## Activity:
Each line of the data below should be repeated exactly.

**** Data listing ****

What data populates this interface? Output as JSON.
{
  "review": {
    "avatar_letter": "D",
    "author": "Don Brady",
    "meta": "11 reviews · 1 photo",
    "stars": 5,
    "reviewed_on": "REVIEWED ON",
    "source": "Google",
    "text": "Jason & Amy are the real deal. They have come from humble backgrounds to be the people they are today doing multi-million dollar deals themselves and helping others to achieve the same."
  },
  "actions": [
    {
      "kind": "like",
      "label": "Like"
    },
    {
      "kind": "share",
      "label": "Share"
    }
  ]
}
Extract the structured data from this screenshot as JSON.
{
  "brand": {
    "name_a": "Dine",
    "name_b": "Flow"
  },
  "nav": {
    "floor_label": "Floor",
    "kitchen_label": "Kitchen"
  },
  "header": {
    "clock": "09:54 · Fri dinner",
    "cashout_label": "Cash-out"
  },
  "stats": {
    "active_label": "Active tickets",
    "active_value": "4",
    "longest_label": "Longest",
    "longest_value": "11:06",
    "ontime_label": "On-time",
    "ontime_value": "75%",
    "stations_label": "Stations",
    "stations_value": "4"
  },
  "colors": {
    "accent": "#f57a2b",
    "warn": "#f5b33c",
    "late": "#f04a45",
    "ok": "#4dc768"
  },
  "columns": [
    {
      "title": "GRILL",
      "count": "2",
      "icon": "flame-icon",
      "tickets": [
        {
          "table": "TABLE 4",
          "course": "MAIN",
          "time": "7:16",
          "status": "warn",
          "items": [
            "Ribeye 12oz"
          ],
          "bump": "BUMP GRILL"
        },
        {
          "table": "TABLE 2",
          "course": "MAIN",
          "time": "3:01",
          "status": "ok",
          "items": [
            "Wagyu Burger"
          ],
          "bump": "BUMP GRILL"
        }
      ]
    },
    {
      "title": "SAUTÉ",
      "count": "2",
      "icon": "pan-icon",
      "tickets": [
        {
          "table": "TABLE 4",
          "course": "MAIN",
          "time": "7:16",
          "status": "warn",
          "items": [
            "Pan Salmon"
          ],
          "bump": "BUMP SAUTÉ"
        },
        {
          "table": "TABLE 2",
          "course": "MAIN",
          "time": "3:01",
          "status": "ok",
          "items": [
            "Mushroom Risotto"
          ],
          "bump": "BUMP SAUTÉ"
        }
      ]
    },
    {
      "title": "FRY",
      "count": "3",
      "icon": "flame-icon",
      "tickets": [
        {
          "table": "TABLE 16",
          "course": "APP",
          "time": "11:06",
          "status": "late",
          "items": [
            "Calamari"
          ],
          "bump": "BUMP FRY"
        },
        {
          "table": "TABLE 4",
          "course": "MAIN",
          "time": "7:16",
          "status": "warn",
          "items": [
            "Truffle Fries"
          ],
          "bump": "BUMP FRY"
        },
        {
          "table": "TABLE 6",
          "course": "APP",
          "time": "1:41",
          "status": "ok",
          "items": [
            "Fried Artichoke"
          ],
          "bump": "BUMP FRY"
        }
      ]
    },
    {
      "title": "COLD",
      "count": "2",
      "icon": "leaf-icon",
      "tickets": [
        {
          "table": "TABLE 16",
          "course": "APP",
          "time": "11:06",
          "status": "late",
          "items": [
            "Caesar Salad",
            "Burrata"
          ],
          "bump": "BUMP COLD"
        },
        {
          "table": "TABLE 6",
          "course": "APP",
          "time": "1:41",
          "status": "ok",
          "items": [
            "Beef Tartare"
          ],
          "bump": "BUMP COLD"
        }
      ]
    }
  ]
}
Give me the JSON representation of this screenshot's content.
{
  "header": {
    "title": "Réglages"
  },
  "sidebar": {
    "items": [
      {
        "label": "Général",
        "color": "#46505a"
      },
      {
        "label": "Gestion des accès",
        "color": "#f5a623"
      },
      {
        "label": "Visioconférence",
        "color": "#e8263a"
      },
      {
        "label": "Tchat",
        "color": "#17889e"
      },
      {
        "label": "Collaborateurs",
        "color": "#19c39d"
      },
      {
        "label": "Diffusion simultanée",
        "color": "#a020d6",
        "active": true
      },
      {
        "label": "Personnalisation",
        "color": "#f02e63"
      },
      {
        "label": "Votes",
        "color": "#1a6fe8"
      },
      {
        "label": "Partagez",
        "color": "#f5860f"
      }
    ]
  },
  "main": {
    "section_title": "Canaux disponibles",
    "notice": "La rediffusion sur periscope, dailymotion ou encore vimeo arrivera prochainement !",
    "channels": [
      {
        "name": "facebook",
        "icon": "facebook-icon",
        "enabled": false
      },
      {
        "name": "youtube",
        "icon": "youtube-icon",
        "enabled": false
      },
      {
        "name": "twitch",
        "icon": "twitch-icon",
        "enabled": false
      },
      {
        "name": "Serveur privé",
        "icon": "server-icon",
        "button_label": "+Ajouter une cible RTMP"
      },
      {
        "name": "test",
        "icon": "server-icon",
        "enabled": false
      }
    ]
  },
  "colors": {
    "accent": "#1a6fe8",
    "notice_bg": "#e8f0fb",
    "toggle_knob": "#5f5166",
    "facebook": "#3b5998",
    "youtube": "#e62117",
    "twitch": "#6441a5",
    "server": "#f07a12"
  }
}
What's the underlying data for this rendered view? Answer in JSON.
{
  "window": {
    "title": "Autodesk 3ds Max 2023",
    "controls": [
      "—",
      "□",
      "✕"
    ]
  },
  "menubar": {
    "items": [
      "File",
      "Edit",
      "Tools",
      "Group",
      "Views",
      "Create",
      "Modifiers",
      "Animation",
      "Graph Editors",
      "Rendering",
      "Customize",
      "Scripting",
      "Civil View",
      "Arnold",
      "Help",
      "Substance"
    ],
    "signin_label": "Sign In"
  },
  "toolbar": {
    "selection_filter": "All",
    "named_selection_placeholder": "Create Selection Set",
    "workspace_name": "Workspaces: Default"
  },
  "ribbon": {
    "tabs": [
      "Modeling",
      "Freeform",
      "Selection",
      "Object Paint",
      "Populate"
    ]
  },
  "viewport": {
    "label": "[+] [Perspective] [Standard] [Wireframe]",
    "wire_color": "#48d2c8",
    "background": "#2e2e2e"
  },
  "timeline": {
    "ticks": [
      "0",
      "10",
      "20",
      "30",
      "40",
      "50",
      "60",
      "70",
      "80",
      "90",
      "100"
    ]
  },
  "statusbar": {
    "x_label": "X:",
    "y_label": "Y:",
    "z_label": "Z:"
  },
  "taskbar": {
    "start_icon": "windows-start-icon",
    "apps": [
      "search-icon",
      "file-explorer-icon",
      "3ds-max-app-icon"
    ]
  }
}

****

## Response to the task:
What data populates this interface? Output as JSON.
{
  "review": {
    "avatar_letter": "D",
    "author": "Don Brady",
    "meta": "11 reviews · 1 photo",
    "stars": 5,
    "reviewed_on": "REVIEWED ON",
    "source": "Google",
    "text": "Jason & Amy are the real deal. They have come from humble backgrounds to be the people they are today doing multi-million dollar deals themselves and helping others to achieve the same."
  },
  "actions": [
    {
      "kind": "like",
      "label": "Like"
    },
    {
      "kind": "share",
      "label": "Share"
    }
  ]
}
Extract the structured data from this screenshot as JSON.
{
  "brand": {
    "name_a": "Dine",
    "name_b": "Flow"
  },
  "nav": {
    "floor_label": "Floor",
    "kitchen_label": "Kitchen"
  },
  "header": {
    "clock": "09:54 · Fri dinner",
    "cashout_label": "Cash-out"
  },
  "stats": {
    "active_label": "Active tickets",
    "active_value": "4",
    "longest_label": "Longest",
    "longest_value": "11:06",
    "ontime_label": "On-time",
    "ontime_value": "75%",
    "stations_label": "Stations",
    "stations_value": "4"
  },
  "colors": {
    "accent": "#f57a2b",
    "warn": "#f5b33c",
    "late": "#f04a45",
    "ok": "#4dc768"
  },
  "columns": [
    {
      "title": "GRILL",
      "count": "2",
      "icon": "flame-icon",
      "tickets": [
        {
          "table": "TABLE 4",
          "course": "MAIN",
          "time": "7:16",
          "status": "warn",
          "items": [
            "Ribeye 12oz"
          ],
          "bump": "BUMP GRILL"
        },
        {
          "table": "TABLE 2",
          "course": "MAIN",
          "time": "3:01",
          "status": "ok",
          "items": [
            "Wagyu Burger"
          ],
          "bump": "BUMP GRILL"
        }
      ]
    },
    {
      "title": "SAUTÉ",
      "count": "2",
      "icon": "pan-icon",
      "tickets": [
        {
          "table": "TABLE 4",
          "course": "MAIN",
          "time": "7:16",
          "status": "warn",
          "items": [
            "Pan Salmon"
          ],
          "bump": "BUMP SAUTÉ"
        },
        {
          "table": "TABLE 2",
          "course": "MAIN",
          "time": "3:01",
          "status": "ok",
          "items": [
            "Mushroom Risotto"
          ],
          "bump": "BUMP SAUTÉ"
        }
      ]
    },
    {
      "title": "FRY",
      "count": "3",
      "icon": "flame-icon",
      "tickets": [
        {
          "table": "TABLE 16",
          "course": "APP",
          "time": "11:06",
          "status": "late",
          "items": [
            "Calamari"
          ],
          "bump": "BUMP FRY"
        },
        {
          "table": "TABLE 4",
          "course": "MAIN",
          "time": "7:16",
          "status": "warn",
          "items": [
            "Truffle Fries"
          ],
          "bump": "BUMP FRY"
        },
        {
          "table": "TABLE 6",
          "course": "APP",
          "time": "1:41",
          "status": "ok",
          "items": [
            "Fried Artichoke"
          ],
          "bump": "BUMP FRY"
        }
      ]
    },
    {
      "title": "COLD",
      "count": "2",
      "icon": "leaf-icon",
      "tickets": [
        {
          "table": "TABLE 16",
          "course": "APP",
          "time": "11:06",
          "status": "late",
          "items": [
            "Caesar Salad",
            "Burrata"
          ],
          "bump": "BUMP COLD"
        },
        {
          "table": "TABLE 6",
          "course": "APP",
          "time": "1:41",
          "status": "ok",
          "items": [
            "Beef Tartare"
          ],
          "bump": "BUMP COLD"
        }
      ]
    }
  ]
}
Give me the JSON representation of this screenshot's content.
{
  "header": {
    "title": "Réglages"
  },
  "sidebar": {
    "items": [
      {
        "label": "Général",
        "color": "#46505a"
      },
      {
        "label": "Gestion des accès",
        "color": "#f5a623"
      },
      {
        "label": "Visioconférence",
        "color": "#e8263a"
      },
      {
        "label": "Tchat",
        "color": "#17889e"
      },
      {
        "label": "Collaborateurs",
        "color": "#19c39d"
      },
      {
        "label": "Diffusion simultanée",
        "color": "#a020d6",
        "active": true
      },
      {
        "label": "Personnalisation",
        "color": "#f02e63"
      },
      {
        "label": "Votes",
        "color": "#1a6fe8"
      },
      {
        "label": "Partagez",
        "color": "#f5860f"
      }
    ]
  },
  "main": {
    "section_title": "Canaux disponibles",
    "notice": "La rediffusion sur periscope, dailymotion ou encore vimeo arrivera prochainement !",
    "channels": [
      {
        "name": "facebook",
        "icon": "facebook-icon",
        "enabled": false
      },
      {
        "name": "youtube",
        "icon": "youtube-icon",
        "enabled": false
      },
      {
        "name": "twitch",
        "icon": "twitch-icon",
        "enabled": false
      },
      {
        "name": "Serveur privé",
        "icon": "server-icon",
        "button_label": "+Ajouter une cible RTMP"
      },
      {
        "name": "test",
        "icon": "server-icon",
        "enabled": false
      }
    ]
  },
  "colors": {
    "accent": "#1a6fe8",
    "notice_bg": "#e8f0fb",
    "toggle_knob": "#5f5166",
    "facebook": "#3b5998",
    "youtube": "#e62117",
    "twitch": "#6441a5",
    "server": "#f07a12"
  }
}
What's the underlying data for this rendered view? Answer in JSON.
{
  "window": {
    "title": "Autodesk 3ds Max 2023",
    "controls": [
      "—",
      "□",
      "✕"
    ]
  },
  "menubar": {
    "items": [
      "File",
      "Edit",
      "Tools",
      "Group",
      "Views",
      "Create",
      "Modifiers",
      "Animation",
      "Graph Editors",
      "Rendering",
      "Customize",
      "Scripting",
      "Civil View",
      "Arnold",
      "Help",
      "Substance"
    ],
    "signin_label": "Sign In"
  },
  "toolbar": {
    "selection_filter": "All",
    "named_selection_placeholder": "Create Selection Set",
    "workspace_name": "Workspaces: Default"
  },
  "ribbon": {
    "tabs": [
      "Modeling",
      "Freeform",
      "Selection",
      "Object Paint",
      "Populate"
    ]
  },
  "viewport": {
    "label": "[+] [Perspective] [Standard] [Wireframe]",
    "wire_color": "#48d2c8",
    "background": "#2e2e2e"
  },
  "timeline": {
    "ticks": [
      "0",
      "10",
      "20",
      "30",
      "40",
      "50",
      "60",
      "70",
      "80",
      "90",
      "100"
    ]
  },
  "statusbar": {
    "x_label": "X:",
    "y_label": "Y:",
    "z_label": "Z:"
  },
  "taskbar": {
    "start_icon": "windows-start-icon",
    "apps": [
      "search-icon",
      "file-explorer-icon",
      "3ds-max-app-icon"
    ]
  }
}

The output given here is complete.